This can be particularly attractive to those seeking balance and harmony in their living or working spaces. Red brick offers an excellent way to add texture and depth, creating visual interest without overwhelming the eye.

Compatibility with various styles

One of the striking aspects of red bricks is their compatibility with various architectural styles. They can blend seamlessly with diverse aesthetics, from rustic farmhouses to industrial lofts. In addition, they can be paired with modern materials like glass and steel for a chic and sophisticated look, or combined with wood and stone for a more traditional appearance.

Red bricks work well with various other colours and materials. They can be a stunning backdrop for lush green gardens, accentuate a minimalist white interior or create a balanced contrast with darker shades.

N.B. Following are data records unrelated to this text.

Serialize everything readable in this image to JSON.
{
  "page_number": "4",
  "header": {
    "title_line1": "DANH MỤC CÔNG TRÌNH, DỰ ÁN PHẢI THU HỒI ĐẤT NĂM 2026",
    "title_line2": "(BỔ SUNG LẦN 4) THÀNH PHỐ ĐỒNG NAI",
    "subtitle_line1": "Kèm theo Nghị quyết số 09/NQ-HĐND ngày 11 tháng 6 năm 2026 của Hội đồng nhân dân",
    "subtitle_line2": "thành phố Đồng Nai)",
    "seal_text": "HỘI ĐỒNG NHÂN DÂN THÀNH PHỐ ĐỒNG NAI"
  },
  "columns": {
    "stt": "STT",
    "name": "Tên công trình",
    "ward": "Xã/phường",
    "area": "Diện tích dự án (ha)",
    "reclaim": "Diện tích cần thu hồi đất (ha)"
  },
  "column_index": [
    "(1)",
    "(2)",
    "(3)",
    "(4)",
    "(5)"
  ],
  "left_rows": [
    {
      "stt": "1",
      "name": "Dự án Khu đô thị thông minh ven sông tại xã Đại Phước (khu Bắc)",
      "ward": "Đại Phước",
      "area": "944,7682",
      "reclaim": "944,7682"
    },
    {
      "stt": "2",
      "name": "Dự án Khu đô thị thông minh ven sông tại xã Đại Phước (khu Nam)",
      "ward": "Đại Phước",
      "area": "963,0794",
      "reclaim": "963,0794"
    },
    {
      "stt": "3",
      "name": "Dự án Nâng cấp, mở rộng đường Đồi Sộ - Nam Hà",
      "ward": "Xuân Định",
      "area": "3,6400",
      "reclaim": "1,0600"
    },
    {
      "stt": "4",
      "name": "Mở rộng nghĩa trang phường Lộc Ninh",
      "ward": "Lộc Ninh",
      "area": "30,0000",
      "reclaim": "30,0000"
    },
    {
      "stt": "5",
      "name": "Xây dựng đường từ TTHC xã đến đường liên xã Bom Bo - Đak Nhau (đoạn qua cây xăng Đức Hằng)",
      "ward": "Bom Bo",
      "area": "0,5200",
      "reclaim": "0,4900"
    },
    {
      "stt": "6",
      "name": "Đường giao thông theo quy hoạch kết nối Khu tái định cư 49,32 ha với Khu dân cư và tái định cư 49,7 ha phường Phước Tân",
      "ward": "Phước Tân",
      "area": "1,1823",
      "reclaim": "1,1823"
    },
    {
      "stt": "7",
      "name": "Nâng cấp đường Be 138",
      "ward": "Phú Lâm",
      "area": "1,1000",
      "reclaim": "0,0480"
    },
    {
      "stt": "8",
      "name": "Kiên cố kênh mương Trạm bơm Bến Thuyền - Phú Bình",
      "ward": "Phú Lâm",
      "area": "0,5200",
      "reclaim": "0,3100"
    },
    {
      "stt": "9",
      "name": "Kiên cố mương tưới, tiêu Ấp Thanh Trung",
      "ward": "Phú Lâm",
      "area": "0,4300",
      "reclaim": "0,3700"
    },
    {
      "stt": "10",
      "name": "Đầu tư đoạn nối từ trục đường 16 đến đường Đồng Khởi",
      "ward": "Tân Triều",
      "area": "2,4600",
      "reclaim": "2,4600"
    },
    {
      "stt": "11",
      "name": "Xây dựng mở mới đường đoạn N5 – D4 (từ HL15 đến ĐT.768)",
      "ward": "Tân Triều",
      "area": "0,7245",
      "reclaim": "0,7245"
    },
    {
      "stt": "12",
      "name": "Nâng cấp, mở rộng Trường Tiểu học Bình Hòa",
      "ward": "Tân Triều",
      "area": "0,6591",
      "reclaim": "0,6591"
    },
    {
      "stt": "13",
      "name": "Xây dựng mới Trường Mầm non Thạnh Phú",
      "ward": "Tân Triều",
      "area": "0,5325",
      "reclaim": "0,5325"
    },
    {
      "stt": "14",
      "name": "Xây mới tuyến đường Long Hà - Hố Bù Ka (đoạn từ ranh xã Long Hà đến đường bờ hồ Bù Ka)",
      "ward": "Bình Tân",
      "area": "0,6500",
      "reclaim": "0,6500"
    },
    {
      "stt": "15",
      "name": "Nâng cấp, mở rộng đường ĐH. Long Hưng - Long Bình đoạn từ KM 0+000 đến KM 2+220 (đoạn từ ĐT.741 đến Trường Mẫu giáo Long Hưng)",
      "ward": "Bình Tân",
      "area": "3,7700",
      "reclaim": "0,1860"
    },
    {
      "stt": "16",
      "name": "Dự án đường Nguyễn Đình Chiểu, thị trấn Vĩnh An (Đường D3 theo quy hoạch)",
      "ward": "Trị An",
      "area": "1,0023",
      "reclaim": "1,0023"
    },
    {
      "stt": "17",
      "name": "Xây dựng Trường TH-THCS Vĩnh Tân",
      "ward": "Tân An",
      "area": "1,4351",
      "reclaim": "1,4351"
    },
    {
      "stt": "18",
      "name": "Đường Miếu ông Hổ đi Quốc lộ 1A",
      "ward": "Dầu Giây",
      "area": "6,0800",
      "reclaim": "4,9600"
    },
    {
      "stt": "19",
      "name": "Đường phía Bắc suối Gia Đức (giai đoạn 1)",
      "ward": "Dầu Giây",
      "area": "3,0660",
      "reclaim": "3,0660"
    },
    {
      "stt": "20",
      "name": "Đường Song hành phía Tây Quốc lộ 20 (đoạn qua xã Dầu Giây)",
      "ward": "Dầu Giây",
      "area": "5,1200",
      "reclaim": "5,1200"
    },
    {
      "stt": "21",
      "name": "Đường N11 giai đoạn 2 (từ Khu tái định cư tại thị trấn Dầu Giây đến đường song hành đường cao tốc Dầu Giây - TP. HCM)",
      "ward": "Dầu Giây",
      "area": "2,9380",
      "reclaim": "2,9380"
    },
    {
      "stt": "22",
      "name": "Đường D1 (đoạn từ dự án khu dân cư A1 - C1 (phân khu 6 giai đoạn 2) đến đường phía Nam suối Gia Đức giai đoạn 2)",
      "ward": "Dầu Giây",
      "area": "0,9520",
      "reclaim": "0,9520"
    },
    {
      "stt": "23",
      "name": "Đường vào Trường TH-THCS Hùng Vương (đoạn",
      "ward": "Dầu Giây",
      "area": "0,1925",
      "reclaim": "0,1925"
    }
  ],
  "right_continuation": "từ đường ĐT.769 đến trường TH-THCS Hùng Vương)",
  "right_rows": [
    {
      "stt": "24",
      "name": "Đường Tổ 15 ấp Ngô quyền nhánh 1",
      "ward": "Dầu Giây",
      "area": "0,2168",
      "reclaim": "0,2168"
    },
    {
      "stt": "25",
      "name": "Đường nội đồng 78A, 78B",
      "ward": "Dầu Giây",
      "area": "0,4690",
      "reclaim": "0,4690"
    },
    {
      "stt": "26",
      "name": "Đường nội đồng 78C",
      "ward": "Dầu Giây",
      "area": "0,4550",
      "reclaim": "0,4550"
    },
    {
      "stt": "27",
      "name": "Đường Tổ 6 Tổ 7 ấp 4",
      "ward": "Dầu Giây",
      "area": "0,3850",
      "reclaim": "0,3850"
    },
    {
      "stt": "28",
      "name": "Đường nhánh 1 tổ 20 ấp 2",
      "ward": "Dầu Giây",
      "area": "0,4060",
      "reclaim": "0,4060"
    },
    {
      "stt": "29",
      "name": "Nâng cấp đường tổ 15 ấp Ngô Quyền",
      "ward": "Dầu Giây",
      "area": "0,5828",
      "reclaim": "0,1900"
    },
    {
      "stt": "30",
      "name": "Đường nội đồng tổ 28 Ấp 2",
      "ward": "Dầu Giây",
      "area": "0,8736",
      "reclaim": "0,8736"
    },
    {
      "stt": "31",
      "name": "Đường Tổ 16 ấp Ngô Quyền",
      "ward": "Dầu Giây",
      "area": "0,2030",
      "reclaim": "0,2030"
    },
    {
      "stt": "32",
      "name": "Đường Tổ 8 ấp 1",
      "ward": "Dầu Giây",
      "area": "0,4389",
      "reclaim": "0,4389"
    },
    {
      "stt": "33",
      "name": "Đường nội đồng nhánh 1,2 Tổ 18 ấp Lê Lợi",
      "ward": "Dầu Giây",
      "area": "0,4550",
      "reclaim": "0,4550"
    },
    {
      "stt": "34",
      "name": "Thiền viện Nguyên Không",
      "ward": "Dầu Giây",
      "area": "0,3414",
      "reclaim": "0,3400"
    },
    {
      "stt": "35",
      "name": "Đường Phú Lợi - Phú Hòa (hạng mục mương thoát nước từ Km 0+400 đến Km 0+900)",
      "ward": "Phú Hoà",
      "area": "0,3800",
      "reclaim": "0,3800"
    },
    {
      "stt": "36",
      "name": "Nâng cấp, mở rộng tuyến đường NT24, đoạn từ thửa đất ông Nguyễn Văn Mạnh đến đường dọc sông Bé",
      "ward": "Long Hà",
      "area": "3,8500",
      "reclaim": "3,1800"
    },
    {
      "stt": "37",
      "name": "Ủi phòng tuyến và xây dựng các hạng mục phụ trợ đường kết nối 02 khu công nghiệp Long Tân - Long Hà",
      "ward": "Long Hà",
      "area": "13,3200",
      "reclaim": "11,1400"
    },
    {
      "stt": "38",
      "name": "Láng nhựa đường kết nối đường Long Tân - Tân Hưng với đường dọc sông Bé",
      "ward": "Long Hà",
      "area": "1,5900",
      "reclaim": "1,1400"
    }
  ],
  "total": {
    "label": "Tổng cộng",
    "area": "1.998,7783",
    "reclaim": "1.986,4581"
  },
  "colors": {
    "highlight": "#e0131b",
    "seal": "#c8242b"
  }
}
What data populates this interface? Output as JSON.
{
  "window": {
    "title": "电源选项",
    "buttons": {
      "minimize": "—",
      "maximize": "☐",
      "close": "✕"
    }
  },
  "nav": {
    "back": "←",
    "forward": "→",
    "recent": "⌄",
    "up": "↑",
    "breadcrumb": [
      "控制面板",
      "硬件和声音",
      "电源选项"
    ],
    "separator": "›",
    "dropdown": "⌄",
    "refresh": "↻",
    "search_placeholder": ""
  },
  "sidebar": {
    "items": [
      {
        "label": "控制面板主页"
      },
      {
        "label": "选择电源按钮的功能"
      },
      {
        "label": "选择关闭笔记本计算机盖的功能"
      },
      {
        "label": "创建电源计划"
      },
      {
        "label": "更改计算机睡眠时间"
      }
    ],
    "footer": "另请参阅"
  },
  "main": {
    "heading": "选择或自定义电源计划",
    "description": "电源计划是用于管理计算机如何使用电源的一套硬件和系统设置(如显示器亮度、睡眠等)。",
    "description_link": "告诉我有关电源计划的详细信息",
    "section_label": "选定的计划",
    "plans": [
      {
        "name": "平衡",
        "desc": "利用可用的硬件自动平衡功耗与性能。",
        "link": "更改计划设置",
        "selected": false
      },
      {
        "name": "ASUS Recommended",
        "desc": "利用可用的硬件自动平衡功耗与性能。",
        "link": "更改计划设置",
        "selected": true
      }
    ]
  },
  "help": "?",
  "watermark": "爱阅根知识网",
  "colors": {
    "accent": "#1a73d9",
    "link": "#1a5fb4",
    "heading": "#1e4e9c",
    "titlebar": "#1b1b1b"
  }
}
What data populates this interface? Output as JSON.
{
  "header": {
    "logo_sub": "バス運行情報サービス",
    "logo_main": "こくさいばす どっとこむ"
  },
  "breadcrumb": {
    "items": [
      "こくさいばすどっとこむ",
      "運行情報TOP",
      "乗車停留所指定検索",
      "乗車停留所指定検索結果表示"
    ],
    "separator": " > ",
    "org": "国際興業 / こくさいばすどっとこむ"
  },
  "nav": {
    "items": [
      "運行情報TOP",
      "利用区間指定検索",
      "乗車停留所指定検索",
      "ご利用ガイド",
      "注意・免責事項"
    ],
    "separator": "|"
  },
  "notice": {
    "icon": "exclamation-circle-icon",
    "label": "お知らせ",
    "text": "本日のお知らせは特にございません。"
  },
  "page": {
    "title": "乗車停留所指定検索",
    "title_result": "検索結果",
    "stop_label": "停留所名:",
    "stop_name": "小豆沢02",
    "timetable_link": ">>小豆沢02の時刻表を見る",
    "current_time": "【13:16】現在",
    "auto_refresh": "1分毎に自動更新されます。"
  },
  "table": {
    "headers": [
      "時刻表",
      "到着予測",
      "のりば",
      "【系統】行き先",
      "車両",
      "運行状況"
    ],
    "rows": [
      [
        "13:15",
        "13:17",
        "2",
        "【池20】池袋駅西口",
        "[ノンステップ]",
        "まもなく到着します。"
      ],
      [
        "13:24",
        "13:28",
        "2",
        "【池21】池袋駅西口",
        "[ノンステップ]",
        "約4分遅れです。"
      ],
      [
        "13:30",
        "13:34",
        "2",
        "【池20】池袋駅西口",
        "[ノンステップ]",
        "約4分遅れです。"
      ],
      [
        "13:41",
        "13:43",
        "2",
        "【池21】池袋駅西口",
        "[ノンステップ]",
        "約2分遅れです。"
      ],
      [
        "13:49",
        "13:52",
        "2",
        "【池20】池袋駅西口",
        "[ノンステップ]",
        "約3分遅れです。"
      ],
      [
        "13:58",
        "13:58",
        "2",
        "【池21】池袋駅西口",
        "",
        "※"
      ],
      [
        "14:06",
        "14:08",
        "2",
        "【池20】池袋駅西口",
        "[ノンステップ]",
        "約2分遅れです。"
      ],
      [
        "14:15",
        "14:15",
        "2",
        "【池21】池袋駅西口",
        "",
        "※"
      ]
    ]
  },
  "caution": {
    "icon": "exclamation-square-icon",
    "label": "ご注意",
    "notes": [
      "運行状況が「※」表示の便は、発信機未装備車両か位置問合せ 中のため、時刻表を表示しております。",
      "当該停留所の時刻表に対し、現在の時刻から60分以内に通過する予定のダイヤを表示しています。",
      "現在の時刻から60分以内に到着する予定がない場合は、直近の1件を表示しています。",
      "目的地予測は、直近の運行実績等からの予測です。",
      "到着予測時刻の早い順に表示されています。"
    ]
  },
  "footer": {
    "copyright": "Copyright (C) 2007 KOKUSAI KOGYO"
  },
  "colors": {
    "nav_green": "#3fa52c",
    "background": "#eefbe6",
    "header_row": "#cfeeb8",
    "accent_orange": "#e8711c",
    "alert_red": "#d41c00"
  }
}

Practical considerations

Beyond aesthetics, red bricks also offer practical advantages. Known for their durability, they can withstand extreme weather conditions, providing an excellent option for exteriors and interiors. Their natural composition means they’re often more environmentally friendly than synthetic materials.

The texture of red bricks also contributes to their functionality. They provide a tactile quality, adding an extra layer of sensory experience to a space. This can make a place feel more homely and connected, enhancing the overall living or working experience.

However, it’s essential to consider the context and personal preferences. While red bricks have universal appeal, they might not suit every setting or individual taste. Their boldness may prove to be overwhelming in smaller spaces or clash with existing colour schemes.


Choosing the right colour and material for your building or interior design is a deeply personal decision, reflecting aesthetic preferences, lifestyle needs and values. Red bricks offer a compelling option for many with their unique blend of warmth, character and versatility.

Their timeless appeal, compatibility with various styles and practical benefits make them very attractive. Yet, the decision to use red bricks must be weighed against the specific context and personal taste.

Ultimately, whether red bricks are the right colour for you depends on a thoughtful consideration of these factors, aligned with your vision and desires. Like any other element in design, they can be a beautiful and meaningful addition when chosen with care and intention.